Venous access required
IV cannula (IVC) or central venous access device (CVAD) is required to administer this treatment.
No antiemetics should be routinely administered before treatment in patients without a history of nausea and vomiting. If patients experience nausea and/or vomiting, consider using the low antiemetic prophylaxis regimen.
Immune-related adverse events (irAEs)
Immune-related adverse events (irAEs) can occur early and escalate quickly in patients receiving immune checkpoint inhibitors. irAEs can also occur after discontinuation of treatment. Fatalities have been reported. Management of irAEs is largely based on expert opinion and consensus guidelines.
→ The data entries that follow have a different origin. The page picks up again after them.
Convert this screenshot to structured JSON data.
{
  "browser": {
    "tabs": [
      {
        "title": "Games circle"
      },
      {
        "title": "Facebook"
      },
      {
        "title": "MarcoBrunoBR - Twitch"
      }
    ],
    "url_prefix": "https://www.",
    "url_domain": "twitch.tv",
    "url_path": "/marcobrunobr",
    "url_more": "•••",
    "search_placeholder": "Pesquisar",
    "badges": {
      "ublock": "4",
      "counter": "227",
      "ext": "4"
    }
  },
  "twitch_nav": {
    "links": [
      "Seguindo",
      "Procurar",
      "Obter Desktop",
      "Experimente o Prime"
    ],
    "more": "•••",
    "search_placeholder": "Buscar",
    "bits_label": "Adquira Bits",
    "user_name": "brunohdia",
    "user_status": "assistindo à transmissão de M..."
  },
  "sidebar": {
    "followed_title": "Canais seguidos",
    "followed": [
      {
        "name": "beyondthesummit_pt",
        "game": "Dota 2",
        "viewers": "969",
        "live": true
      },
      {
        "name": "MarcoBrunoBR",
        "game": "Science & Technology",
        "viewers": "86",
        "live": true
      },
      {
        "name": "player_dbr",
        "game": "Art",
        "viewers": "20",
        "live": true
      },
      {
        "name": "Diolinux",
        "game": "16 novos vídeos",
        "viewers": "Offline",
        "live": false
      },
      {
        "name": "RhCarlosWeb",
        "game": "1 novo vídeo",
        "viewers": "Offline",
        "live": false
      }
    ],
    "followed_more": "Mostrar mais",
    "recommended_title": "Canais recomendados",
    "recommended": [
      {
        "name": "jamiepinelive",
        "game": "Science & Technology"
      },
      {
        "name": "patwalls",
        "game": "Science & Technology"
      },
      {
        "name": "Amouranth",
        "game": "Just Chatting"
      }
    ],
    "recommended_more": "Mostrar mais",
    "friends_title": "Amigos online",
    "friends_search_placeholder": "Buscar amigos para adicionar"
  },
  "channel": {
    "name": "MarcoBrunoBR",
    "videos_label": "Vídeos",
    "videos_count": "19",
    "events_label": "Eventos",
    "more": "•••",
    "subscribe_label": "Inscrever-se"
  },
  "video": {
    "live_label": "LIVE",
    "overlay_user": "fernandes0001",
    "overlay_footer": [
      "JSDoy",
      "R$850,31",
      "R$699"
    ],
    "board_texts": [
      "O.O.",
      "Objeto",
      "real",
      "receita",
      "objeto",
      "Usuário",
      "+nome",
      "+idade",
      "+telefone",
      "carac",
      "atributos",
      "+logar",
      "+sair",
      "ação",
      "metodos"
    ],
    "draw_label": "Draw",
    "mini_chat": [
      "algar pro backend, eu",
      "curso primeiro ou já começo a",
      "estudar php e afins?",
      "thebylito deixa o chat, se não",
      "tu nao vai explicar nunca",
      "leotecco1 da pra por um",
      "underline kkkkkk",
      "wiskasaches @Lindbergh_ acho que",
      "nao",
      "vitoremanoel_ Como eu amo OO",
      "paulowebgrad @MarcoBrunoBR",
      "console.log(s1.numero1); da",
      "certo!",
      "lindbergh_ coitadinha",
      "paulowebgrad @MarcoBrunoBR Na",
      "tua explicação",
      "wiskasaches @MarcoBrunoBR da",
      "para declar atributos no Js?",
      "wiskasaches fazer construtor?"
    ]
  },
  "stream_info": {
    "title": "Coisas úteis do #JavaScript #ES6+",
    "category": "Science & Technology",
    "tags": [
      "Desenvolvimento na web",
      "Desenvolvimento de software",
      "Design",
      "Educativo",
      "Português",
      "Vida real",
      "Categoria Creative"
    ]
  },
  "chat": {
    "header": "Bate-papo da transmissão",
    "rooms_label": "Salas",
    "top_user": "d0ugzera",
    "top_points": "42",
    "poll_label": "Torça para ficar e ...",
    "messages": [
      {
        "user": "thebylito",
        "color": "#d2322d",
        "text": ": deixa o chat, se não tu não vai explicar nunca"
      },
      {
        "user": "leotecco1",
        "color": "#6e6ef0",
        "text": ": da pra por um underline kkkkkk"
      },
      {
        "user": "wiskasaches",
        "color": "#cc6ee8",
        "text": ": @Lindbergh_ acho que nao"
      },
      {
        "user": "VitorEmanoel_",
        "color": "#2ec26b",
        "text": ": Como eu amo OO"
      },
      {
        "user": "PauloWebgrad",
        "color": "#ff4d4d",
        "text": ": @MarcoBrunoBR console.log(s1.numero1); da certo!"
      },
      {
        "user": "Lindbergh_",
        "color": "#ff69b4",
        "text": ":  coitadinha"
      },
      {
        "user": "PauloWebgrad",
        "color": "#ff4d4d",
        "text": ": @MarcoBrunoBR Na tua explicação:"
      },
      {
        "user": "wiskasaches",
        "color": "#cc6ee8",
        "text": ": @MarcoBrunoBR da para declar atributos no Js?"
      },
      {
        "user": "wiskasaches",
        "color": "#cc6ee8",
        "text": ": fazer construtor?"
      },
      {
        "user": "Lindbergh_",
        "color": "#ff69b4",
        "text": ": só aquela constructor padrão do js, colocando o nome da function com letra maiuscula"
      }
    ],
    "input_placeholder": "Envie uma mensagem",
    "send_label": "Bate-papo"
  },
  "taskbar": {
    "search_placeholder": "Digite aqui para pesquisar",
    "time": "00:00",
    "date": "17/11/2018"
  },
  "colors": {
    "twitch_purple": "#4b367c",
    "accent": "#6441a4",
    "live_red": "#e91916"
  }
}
Examples of irAEs with high risk of mortality include:
- cardiac toxicity: myocarditis
- musculoskeletal toxicity: myositis
- neurological toxicity: encephalitis, Guillain-Barré syndrome, myelitis, myasthenia gravis
- pulmonary toxicity: pneumonitis
- skin toxicity: Stevens-Johnson syndrome, toxic epidermal necrolysis.
Examples of irAEs in order of frequency include:
- endocrinopathies: thyroid dysfunction
- gastrointestinal toxicity: diarrhoea
- musculoskeletal toxicity: arthralgia, myalgia
- skin toxicity: rash, erythema, pruritus
- Less common
- endocrinopathies: hypophysitis, type I diabetes mellitus
- gastrointestinal toxicity: colitis
- musculoskeletal toxicity: inflammatory arthritis
- ocular toxicity: dry eye
- renal toxicity
- skin toxicity: vitiligo
- endocrinopathies: primary adrenal insufficiency
- gastrointestinal toxicity: pancreatitis
- haematological toxicity
- musculoskeletal toxicity: vasculitis
- ocular toxicity: uveitis, iritis.
Proactive monitoring, patient self-monitoring and early reporting of adverse events is critical. Treatment interruptions/discontinuation, consultation with specialist and administration of corticosteroids and/or supportive care is required to minimise the risk of death.
Consider ECG and troponin at baseline. There is no clear evidence regarding the efficacy/value of baseline ECG or troponin in patients receiving immune checkpoint inhibitor therapy. Some cancer specialists obtain baseline testing, and others continue this through the initial period of therapy. Consider urinalysis at baseline, particularly in patients with additional risk factors for developing immune-related acute kidney injury.
FBC, EUC, eGFR, LFTs, serum cortisol, TFTs and BSL at baseline.
Repeat FBC, EUC, eGFR, LFTs and BSL prior to each treatment and serum cortisol and TFTs prior to each cycle. Check lipase and amylase if symptomatic of pancreatitis.
In the absence of suspicion of immune-related adverse events less frequent monitoring may be applicable, according to institutional guidelines. Evidence for the frequency of routine blood testing with immunotherapies varies within published studies and guidelines.
Hepatitis and HIV
Hepatitis screening is recommended in all patients who are to receive immune checkpoint inhibitors.
Immunotherapy is associated with inflammatory adverse reactions resulting from increased or excessive immune activity and patients are at risk of developing autoimmune hepatitis. It should be used with caution in patients who have a history of chronic hepatic infections (hepatitis B and C), detectable human immunodeficiency virus (HIV) viral load or acquired immune deficiency syndrome (AIDS).
The safety of having vaccinations during treatment is unknown. Patients in the clinical trials were typically allowed to receive inactivated and recombinant vaccines but not live vaccines.
Read more about COVID-19 vaccines and cancer.
Effects of cancer treatment on fertility
Studies to evaluate the effects of immune checkpoint inhibitor therapy on fertility have not been performed. Therefore, the effect on male and female fertility is unknown. Limited evidence supports that immune checkpoint inhibitor-related hypogonadism due to orchitis and hypophysitis can impact fertility. Immune checkpoint inhibitors can cause fetal harm when given to pregnant women. A pregnancy test should be considered in females of reproductive potential if sexually active. It is important that all patients of reproductive potential use effective contraception whilst on therapy and after treatment finishes. There is very limited evidence to provide guidance regarding contraception timelines. Some studies have demonstrated PD-1 receptor occupancy for greater than 9 months after anti-PD-1 therapy (Brahmer et al., 2010). As a result, some cancer specialists advise using contraception for at least six months or even as long as two years after treatment finishes.